Directions: Repeat the entries below exactly, pictures excluded.

===

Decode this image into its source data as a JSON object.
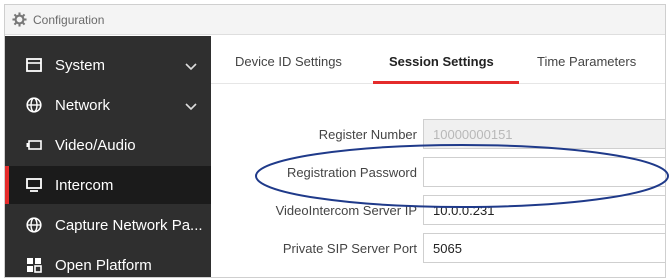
{
  "window": {
    "title": "Configuration",
    "icon": "gear-icon"
  },
  "sidebar": {
    "items": [
      {
        "label": "System",
        "icon": "monitor-icon",
        "expandable": true
      },
      {
        "label": "Network",
        "icon": "globe-icon",
        "expandable": true
      },
      {
        "label": "Video/Audio",
        "icon": "camera-icon",
        "expandable": false
      },
      {
        "label": "Intercom",
        "icon": "screen-icon",
        "expandable": false,
        "active": true
      },
      {
        "label": "Capture Network Pa...",
        "icon": "globe-icon",
        "expandable": false
      },
      {
        "label": "Open Platform",
        "icon": "grid-icon",
        "expandable": false
      }
    ]
  },
  "tabs": [
    {
      "label": "Device ID Settings"
    },
    {
      "label": "Session Settings",
      "active": true
    },
    {
      "label": "Time Parameters"
    }
  ],
  "form": {
    "register_number": {
      "label": "Register Number",
      "value": "10000000151",
      "disabled": true
    },
    "registration_password": {
      "label": "Registration Password",
      "value": ""
    },
    "videointercom_server_ip": {
      "label": "VideoIntercom Server IP",
      "value": "10.0.0.231"
    },
    "private_sip_server_port": {
      "label": "Private SIP Server Port",
      "value": "5065"
    }
  },
  "colors": {
    "accent": "#e42b2b",
    "sidebar_bg": "#2f2f2f",
    "sidebar_active": "#1b1b1b",
    "annotation": "#1f3a8a"
  }
}
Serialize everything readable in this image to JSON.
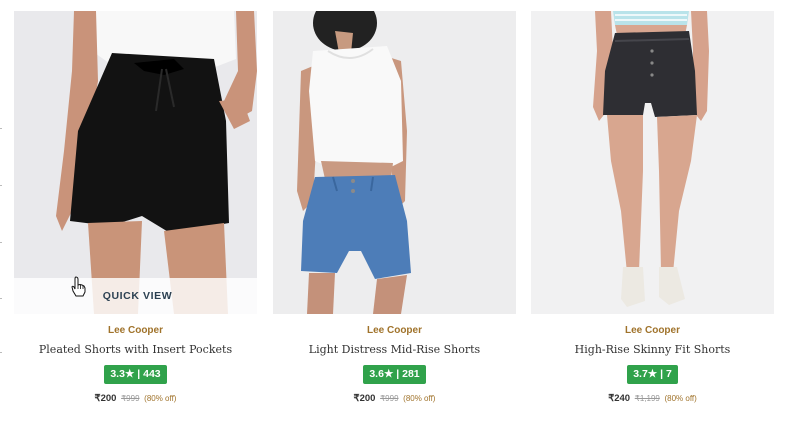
{
  "products": [
    {
      "brand": "Lee Cooper",
      "name": "Pleated Shorts with Insert Pockets",
      "rating": "3.3★ | 443",
      "price": "₹200",
      "mrp": "₹999",
      "discount": "(80% off)",
      "quick_view": "QUICK VIEW"
    },
    {
      "brand": "Lee Cooper",
      "name": "Light Distress Mid-Rise Shorts",
      "rating": "3.6★ | 281",
      "price": "₹200",
      "mrp": "₹999",
      "discount": "(80% off)"
    },
    {
      "brand": "Lee Cooper",
      "name": "High-Rise Skinny Fit Shorts",
      "rating": "3.7★ | 7",
      "price": "₹240",
      "mrp": "₹1,199",
      "discount": "(80% off)"
    }
  ],
  "colors": {
    "brand_text": "#a0732b",
    "rating_badge": "#30a24b",
    "photo_bg": "#eeeef0"
  }
}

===

Final answer:
Decode this image into its source data as a JSON object.
{
  "window": {
    "title": "Configuration",
    "icon": "gear-icon"
  },
  "sidebar": {
    "items": [
      {
        "label": "System",
        "icon": "monitor-icon",
        "expandable": true
      },
      {
        "label": "Network",
        "icon": "globe-icon",
        "expandable": true
      },
      {
        "label": "Video/Audio",
        "icon": "camera-icon",
        "expandable": false
      },
      {
        "label": "Intercom",
        "icon": "screen-icon",
        "expandable": false,
        "active": true
      },
      {
        "label": "Capture Network Pa...",
        "icon": "globe-icon",
        "expandable": false
      },
      {
        "label": "Open Platform",
        "icon": "grid-icon",
        "expandable": false
      }
    ]
  },
  "tabs": [
    {
      "label": "Device ID Settings"
    },
    {
      "label": "Session Settings",
      "active": true
    },
    {
      "label": "Time Parameters"
    }
  ],
  "form": {
    "register_number": {
      "label": "Register Number",
      "value": "10000000151",
      "disabled": true
    },
    "registration_password": {
      "label": "Registration Password",
      "value": ""
    },
    "videointercom_server_ip": {
      "label": "VideoIntercom Server IP",
      "value": "10.0.0.231"
    },
    "private_sip_server_port": {
      "label": "Private SIP Server Port",
      "value": "5065"
    }
  },
  "colors": {
    "accent": "#e42b2b",
    "sidebar_bg": "#2f2f2f",
    "sidebar_active": "#1b1b1b",
    "annotation": "#1f3a8a"
  }
}
Serialize everything readable in this image to JSON.
{
  "products": [
    {
      "brand": "Lee Cooper",
      "name": "Pleated Shorts with Insert Pockets",
      "rating": "3.3★ | 443",
      "price": "₹200",
      "mrp": "₹999",
      "discount": "(80% off)",
      "quick_view": "QUICK VIEW"
    },
    {
      "brand": "Lee Cooper",
      "name": "Light Distress Mid-Rise Shorts",
      "rating": "3.6★ | 281",
      "price": "₹200",
      "mrp": "₹999",
      "discount": "(80% off)"
    },
    {
      "brand": "Lee Cooper",
      "name": "High-Rise Skinny Fit Shorts",
      "rating": "3.7★ | 7",
      "price": "₹240",
      "mrp": "₹1,199",
      "discount": "(80% off)"
    }
  ],
  "colors": {
    "brand_text": "#a0732b",
    "rating_badge": "#30a24b",
    "photo_bg": "#eeeef0"
  }
}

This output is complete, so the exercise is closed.